[Page and application data records]
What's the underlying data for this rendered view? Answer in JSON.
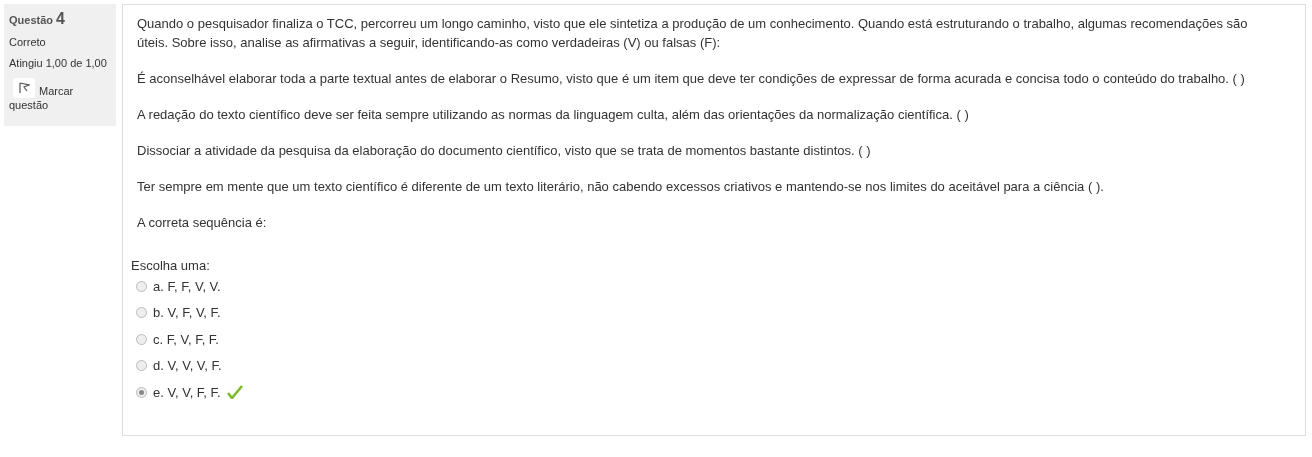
{
  "info": {
    "label": "Questão",
    "number": "4",
    "status": "Correto",
    "grade": "Atingiu 1,00 de 1,00",
    "flag": "Marcar questão"
  },
  "paragraphs": [
    "Quando o pesquisador finaliza o TCC, percorreu um longo caminho, visto que ele sintetiza a produção de um conhecimento. Quando está estruturando o trabalho, algumas recomendações são úteis. Sobre isso, analise as afirmativas a seguir, identificando-as como verdadeiras (V) ou falsas (F):",
    "É aconselhável elaborar toda a parte textual antes de elaborar o Resumo, visto que é um item que deve ter condições de expressar de forma acurada e concisa todo o conteúdo do trabalho. ( )",
    "A redação do texto científico deve ser feita sempre utilizando as normas da linguagem culta, além das orientações da normalização científica. ( )",
    "Dissociar a atividade da pesquisa da elaboração do documento científico, visto que se trata de momentos bastante distintos. ( )",
    "Ter sempre em mente que um texto científico é diferente de um texto literário, não cabendo excessos criativos e mantendo-se nos limites do aceitável para a ciência ( ).",
    "A correta sequência é:"
  ],
  "prompt": "Escolha uma:",
  "options": [
    {
      "label": "a. F, F, V, V.",
      "selected": false,
      "correct": false
    },
    {
      "label": "b. V, F, V, F.",
      "selected": false,
      "correct": false
    },
    {
      "label": "c. F, V, F, F.",
      "selected": false,
      "correct": false
    },
    {
      "label": "d. V, V, V, F.",
      "selected": false,
      "correct": false
    },
    {
      "label": "e. V, V, F, F.",
      "selected": true,
      "correct": true
    }
  ]
}
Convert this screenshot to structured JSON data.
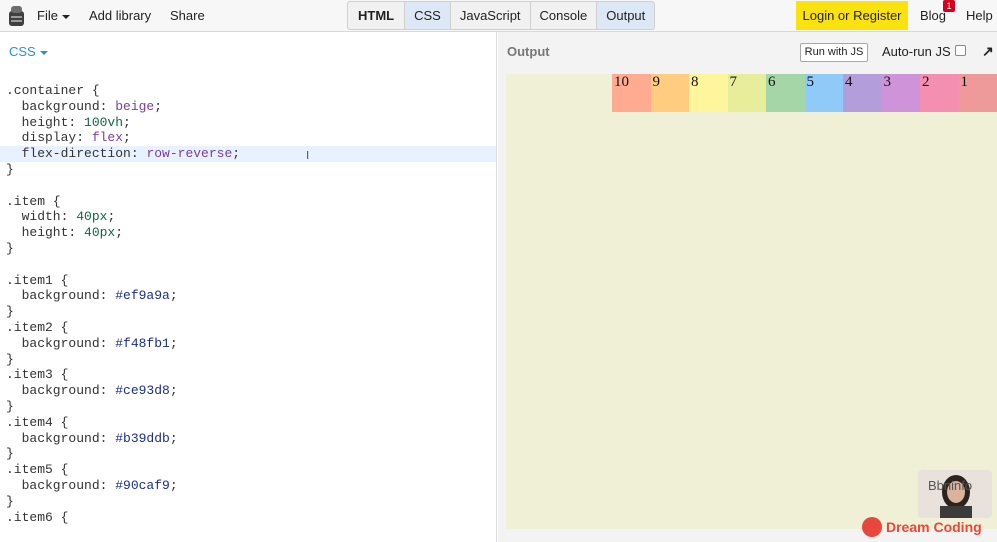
{
  "topbar": {
    "file_label": "File",
    "add_library_label": "Add library",
    "share_label": "Share",
    "tabs": [
      "HTML",
      "CSS",
      "JavaScript",
      "Console",
      "Output"
    ],
    "login_label": "Login or Register",
    "blog_label": "Blog",
    "blog_badge": "1",
    "help_label": "Help"
  },
  "editor": {
    "language_label": "CSS"
  },
  "output": {
    "title": "Output",
    "run_label": "Run with JS",
    "autorun_label": "Auto-run JS",
    "autorun_checked": false,
    "items": [
      {
        "label": "1",
        "color": "#ef9a9a"
      },
      {
        "label": "2",
        "color": "#f48fb1"
      },
      {
        "label": "3",
        "color": "#ce93d8"
      },
      {
        "label": "4",
        "color": "#b39ddb"
      },
      {
        "label": "5",
        "color": "#90caf9"
      },
      {
        "label": "6",
        "color": "#a5d6a7"
      },
      {
        "label": "7",
        "color": "#e6ee9c"
      },
      {
        "label": "8",
        "color": "#fff59d"
      },
      {
        "label": "9",
        "color": "#ffcc80"
      },
      {
        "label": "10",
        "color": "#ffab91"
      }
    ]
  },
  "watermark": {
    "avatar_text": "Bbninfo",
    "brand": "Dream Coding"
  },
  "colors": {
    "accent_blue": "#2b8fd8",
    "login_yellow": "#fae20f",
    "stage_beige": "#f0f0d7",
    "highlight_line": "#e8f2ff"
  }
}
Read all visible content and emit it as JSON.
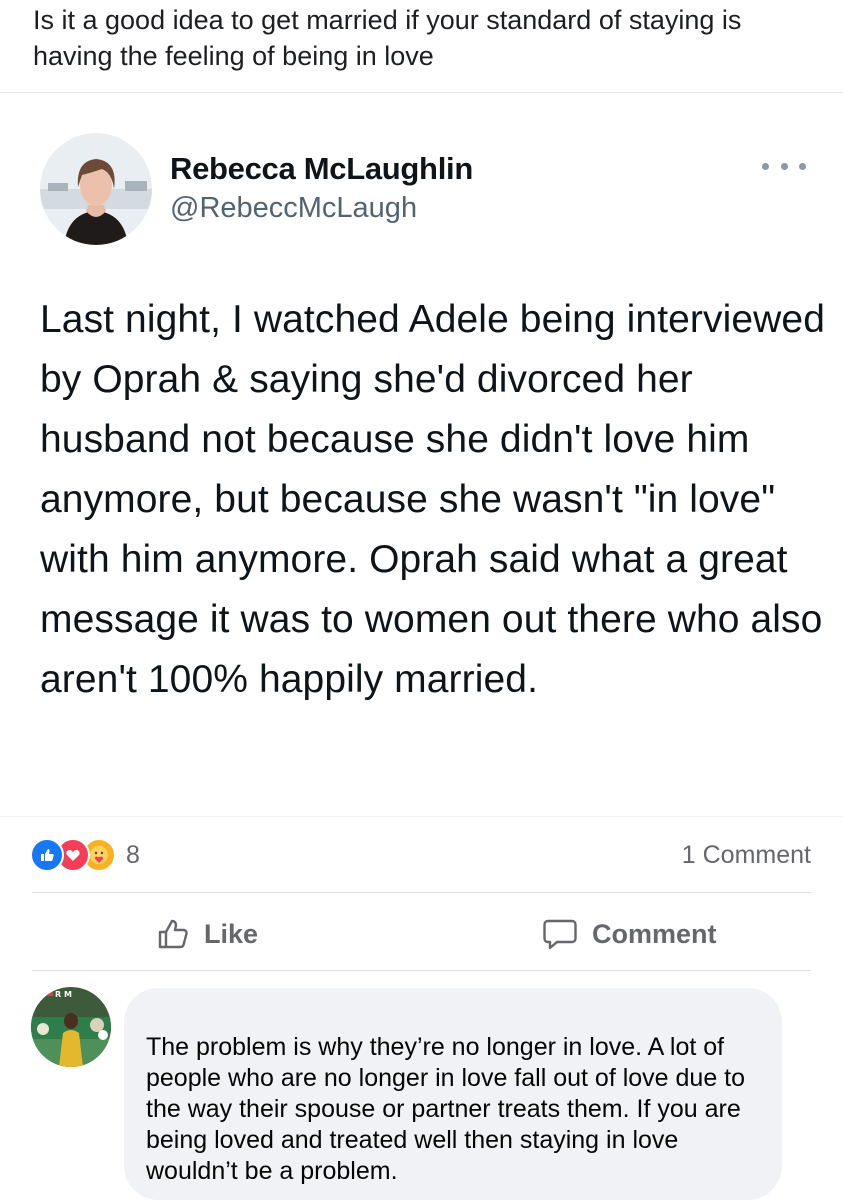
{
  "post": {
    "caption": "Is it a good idea to get married if your standard of staying is having the feeling of being in love"
  },
  "tweet": {
    "author_name": "Rebecca McLaughlin",
    "author_handle": "@RebeccMcLaugh",
    "text": "Last night, I watched Adele being interviewed by Oprah & saying she'd divorced her husband not because she didn't love him anymore, but because she wasn't \"in love\" with him anymore. Oprah said what a great message it was to women out there who also aren't 100% happily married."
  },
  "reactions": {
    "icons": [
      "like-icon",
      "love-icon",
      "care-icon"
    ],
    "count": "8",
    "comment_count": "1 Comment"
  },
  "actions": {
    "like_label": "Like",
    "comment_label": "Comment"
  },
  "comment": {
    "avatar_initials": "R M",
    "text": "The problem is why they’re no longer in love. A lot of people who are no longer in love fall out of love due to the way their spouse or partner treats them. If you are being loved and treated well then staying in love wouldn’t be a problem."
  },
  "colors": {
    "facebook_blue": "#1877f2",
    "love_red": "#f33e58",
    "care_yellow": "#f7b125",
    "secondary_text": "#65676b",
    "bubble_bg": "#f0f2f5"
  }
}
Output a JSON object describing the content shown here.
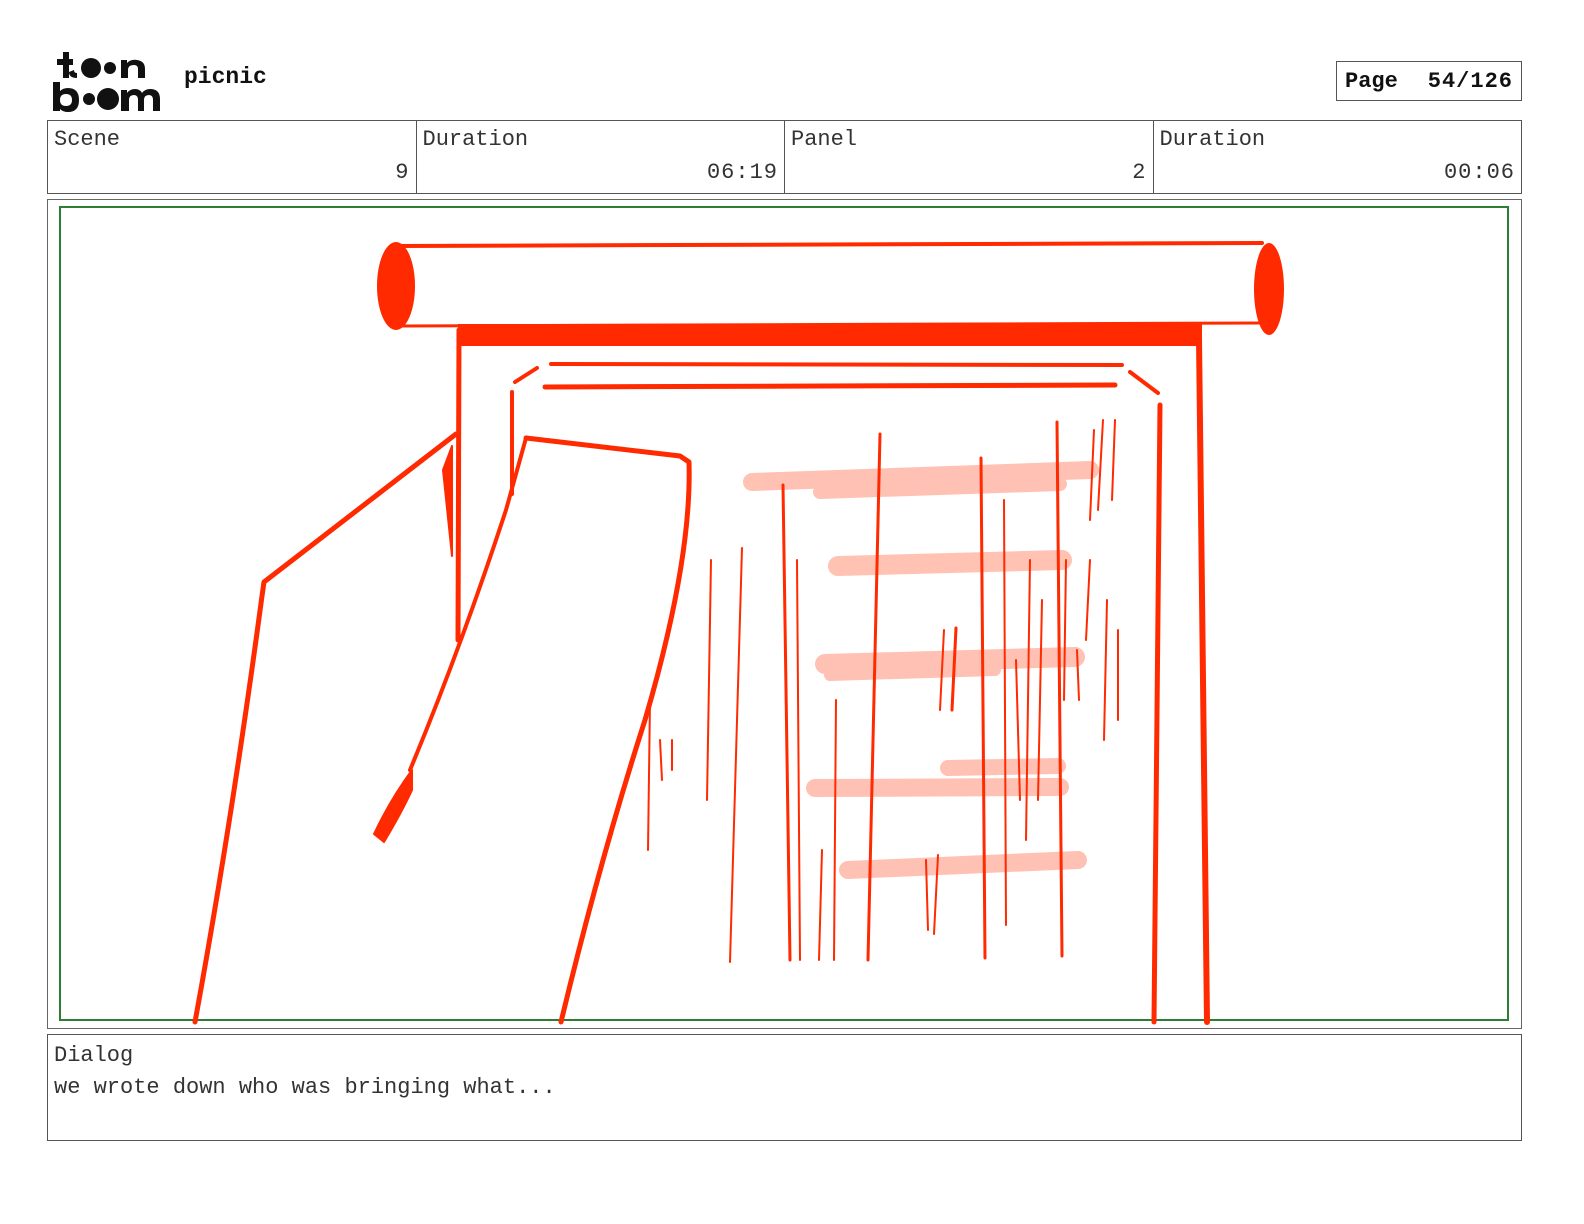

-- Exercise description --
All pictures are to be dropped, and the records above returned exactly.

-- Output for this exercise --
What's the underlying data for this rendered view? Answer in JSON.
{
  "info": {
    "label": "Questão",
    "number": "4",
    "status": "Correto",
    "grade": "Atingiu 1,00 de 1,00",
    "flag": "Marcar questão"
  },
  "paragraphs": [
    "Quando o pesquisador finaliza o TCC, percorreu um longo caminho, visto que ele sintetiza a produção de um conhecimento. Quando está estruturando o trabalho, algumas recomendações são úteis. Sobre isso, analise as afirmativas a seguir, identificando-as como verdadeiras (V) ou falsas (F):",
    "É aconselhável elaborar toda a parte textual antes de elaborar o Resumo, visto que é um item que deve ter condições de expressar de forma acurada e concisa todo o conteúdo do trabalho. ( )",
    "A redação do texto científico deve ser feita sempre utilizando as normas da linguagem culta, além das orientações da normalização científica. ( )",
    "Dissociar a atividade da pesquisa da elaboração do documento científico, visto que se trata de momentos bastante distintos. ( )",
    "Ter sempre em mente que um texto científico é diferente de um texto literário, não cabendo excessos criativos e mantendo-se nos limites do aceitável para a ciência ( ).",
    "A correta sequência é:"
  ],
  "prompt": "Escolha uma:",
  "options": [
    {
      "label": "a. F, F, V, V.",
      "selected": false,
      "correct": false
    },
    {
      "label": "b. V, F, V, F.",
      "selected": false,
      "correct": false
    },
    {
      "label": "c. F, V, F, F.",
      "selected": false,
      "correct": false
    },
    {
      "label": "d. V, V, V, F.",
      "selected": false,
      "correct": false
    },
    {
      "label": "e. V, V, F, F.",
      "selected": true,
      "correct": true
    }
  ]
}
Convert this screenshot to structured JSON data.
{
  "topbar": {
    "file_label": "File",
    "add_library_label": "Add library",
    "share_label": "Share",
    "tabs": [
      "HTML",
      "CSS",
      "JavaScript",
      "Console",
      "Output"
    ],
    "login_label": "Login or Register",
    "blog_label": "Blog",
    "blog_badge": "1",
    "help_label": "Help"
  },
  "editor": {
    "language_label": "CSS"
  },
  "output": {
    "title": "Output",
    "run_label": "Run with JS",
    "autorun_label": "Auto-run JS",
    "autorun_checked": false,
    "items": [
      {
        "label": "1",
        "color": "#ef9a9a"
      },
      {
        "label": "2",
        "color": "#f48fb1"
      },
      {
        "label": "3",
        "color": "#ce93d8"
      },
      {
        "label": "4",
        "color": "#b39ddb"
      },
      {
        "label": "5",
        "color": "#90caf9"
      },
      {
        "label": "6",
        "color": "#a5d6a7"
      },
      {
        "label": "7",
        "color": "#e6ee9c"
      },
      {
        "label": "8",
        "color": "#fff59d"
      },
      {
        "label": "9",
        "color": "#ffcc80"
      },
      {
        "label": "10",
        "color": "#ffab91"
      }
    ]
  },
  "watermark": {
    "avatar_text": "Bbninfo",
    "brand": "Dream Coding"
  },
  "colors": {
    "accent_blue": "#2b8fd8",
    "login_yellow": "#fae20f",
    "stage_beige": "#f0f0d7",
    "highlight_line": "#e8f2ff"
  }
}
Read all visible content and emit it as JSON.
{
  "post": {
    "caption": "Is it a good idea to get married if your standard of staying is having the feeling of being in love"
  },
  "tweet": {
    "author_name": "Rebecca McLaughlin",
    "author_handle": "@RebeccMcLaugh",
    "text": "Last night, I watched Adele being interviewed by Oprah & saying she'd divorced her husband not because she didn't love him anymore, but because she wasn't \"in love\" with him anymore. Oprah said what a great message it was to women out there who also aren't 100% happily married."
  },
  "reactions": {
    "icons": [
      "like-icon",
      "love-icon",
      "care-icon"
    ],
    "count": "8",
    "comment_count": "1 Comment"
  },
  "actions": {
    "like_label": "Like",
    "comment_label": "Comment"
  },
  "comment": {
    "avatar_initials": "R M",
    "text": "The problem is why they’re no longer in love. A lot of people who are no longer in love fall out of love due to the way their spouse or partner treats them. If you are being loved and treated well then staying in love wouldn’t be a problem."
  },
  "colors": {
    "facebook_blue": "#1877f2",
    "love_red": "#f33e58",
    "care_yellow": "#f7b125",
    "secondary_text": "#65676b",
    "bubble_bg": "#f0f2f5"
  }
}
Output a JSON object describing the content shown here.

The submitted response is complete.